Karen Ortman is saying “I told you so,” and Will Ortman is happy about it.
Will, a Hopewell Valley Central High School senior, enters this season as the defending Mercer County Tournament 220-pound wrestling champion and is looking to reach the state tournament in Atlantic City for the first time in his career. He’s coming off a 29-6 season in which he had 15 pins and qualified for regions with a third-place district finish.
For his career, Ortman is 55-18 with 27 pins.
She told him so.
“My mom always says that,” Ortman said with a laugh. “She said ‘I told you. I knew you’d be good. I always saw something in you.’ I’m like ‘Well, thanks, Mom.’”

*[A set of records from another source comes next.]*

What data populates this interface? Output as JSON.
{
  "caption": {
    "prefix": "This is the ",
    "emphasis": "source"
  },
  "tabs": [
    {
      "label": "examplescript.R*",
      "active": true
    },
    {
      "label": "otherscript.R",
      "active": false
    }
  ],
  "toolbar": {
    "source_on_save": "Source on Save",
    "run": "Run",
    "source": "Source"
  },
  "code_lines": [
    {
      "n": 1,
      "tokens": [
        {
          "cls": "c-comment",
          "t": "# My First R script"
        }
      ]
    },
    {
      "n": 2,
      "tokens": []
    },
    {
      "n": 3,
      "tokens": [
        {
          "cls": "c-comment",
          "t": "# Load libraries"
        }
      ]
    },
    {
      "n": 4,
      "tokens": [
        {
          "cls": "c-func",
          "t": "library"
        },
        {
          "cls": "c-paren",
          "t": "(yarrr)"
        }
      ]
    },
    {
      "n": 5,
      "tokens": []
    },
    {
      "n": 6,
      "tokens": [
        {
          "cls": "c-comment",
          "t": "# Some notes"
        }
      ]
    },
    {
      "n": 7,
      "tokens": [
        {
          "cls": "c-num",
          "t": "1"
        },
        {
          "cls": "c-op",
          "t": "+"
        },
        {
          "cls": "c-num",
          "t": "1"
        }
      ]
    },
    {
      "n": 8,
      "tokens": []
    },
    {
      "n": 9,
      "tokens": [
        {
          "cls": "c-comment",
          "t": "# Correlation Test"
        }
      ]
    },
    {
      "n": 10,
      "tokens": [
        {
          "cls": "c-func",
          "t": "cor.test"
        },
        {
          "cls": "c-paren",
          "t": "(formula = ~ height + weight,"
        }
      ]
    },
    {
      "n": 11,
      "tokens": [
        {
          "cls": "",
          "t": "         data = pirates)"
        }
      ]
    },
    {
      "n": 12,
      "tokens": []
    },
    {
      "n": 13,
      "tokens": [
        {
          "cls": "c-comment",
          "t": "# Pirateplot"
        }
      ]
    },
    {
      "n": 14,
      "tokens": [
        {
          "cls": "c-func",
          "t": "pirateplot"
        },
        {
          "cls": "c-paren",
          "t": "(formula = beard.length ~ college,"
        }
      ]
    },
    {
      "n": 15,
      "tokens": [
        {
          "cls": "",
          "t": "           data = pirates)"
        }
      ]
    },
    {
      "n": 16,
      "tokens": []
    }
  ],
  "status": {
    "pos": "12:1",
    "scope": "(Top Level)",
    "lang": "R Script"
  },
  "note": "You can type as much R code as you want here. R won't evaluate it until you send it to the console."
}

Karen Ortman served as manager for the Ewing wrestling team in high school and fell in love with the sport. She insisted older son Zach try it and did the same with Will. Much like Zach, who also won counties, Ortman despised it at first but persevered and eventually got good results.
“I hated it at the beginning but she said ‘You’re going to stick with it’ and I’m really glad she did that; it’s a great sport,” Ortman said. “My dad (Steve) felt the same way. I started it; I just had to finish it. There was no way I was going to stop.”
For a while, there was no way he was going to like it.
“I hated waking up, going out at 6 o’clock in fifth grade,” Ortman said. “I had to go get beat up by some giant kid because I was always in the heavier weight classes and I was a little pudge ball. But it worked out in the end.”
Ortman began to embrace wrestling when he got to Timberlane Middle School, which has always been a strong feeder system to the perennially powerful high school program.
“I just got a lot better,” he said. “The coaching was really improved.”
Ortman missed the first two months of his freshman season due to a broken foot suffered in football. When he returned, his workout partner was senior Mike Markulec, who was en route to becoming a state place-winner.
“He was just beating me up, but that was a good experience,” Ortman said. “I got the feel of how to move in the room and how to drill with a state placer. That’s helped me a lot.”
In his first year as a starter, Ortman went 23-12 with 11 pins and considered that to be another learning year. He put it all together last season.
“Ortman’s gotten better every year,” coach Mario Harpel said. “He works great in the room, and you would expect that type of growth just based on how hard he works. I’m excited to see him wrestle this year and compete even at a higher level.”
Ortman’s assessment of himself as a young wrestler is not felicitous. “I wasn’t very good on top, I wasn’t good on bottom, or in neutral,” he said.
Now, though, he is being touted as a potential state qualifier by his coach. “He definitely has the ability and desire,” Harpel said. “He’s put the work in long ago, so he has all the right attributes. It’s a matter of staying healthy for the year and when that time comes, you have to be ready to compete.”
Harpel notes that Ortman has gotten much better on his feet over the years. The coach also feels he has a distinct advantage on top, as he is able to work hard in that position and wear down his opponent. Ortman does it all in a business-like manner.
“He certainly does not wear his emotions on his sleeve,” Harpel said. “I’m sure there’s emotion inside that you just don’t see. He’s an extremely intense kid but he’ll do it quietly. You won’t see him make a spectacle of the situation. He’s a great figurehead. He represents Hopewell Valley wrestling really well.”
Ortman said there is no other program he would rather represent, except for maybe The College of New Jersey, which is where he has applied and hopes to wrestle collegiately. The Bulldogs have won six straight Mercer County Tournament team titles and have long been the class of the county in ways other than just winning.
“We wrestle for each other, we wrestle for Hopewell Valley,” Ortman said. “We don’t wrestle to win 100 matches, we wrestle to go win the Group III section as a team.”
It’s a philosophy that Ortman absolutely loves while doing a sport that he came to love.
And while Karen hates to say it—then again, maybe she doesn’t—she told him so.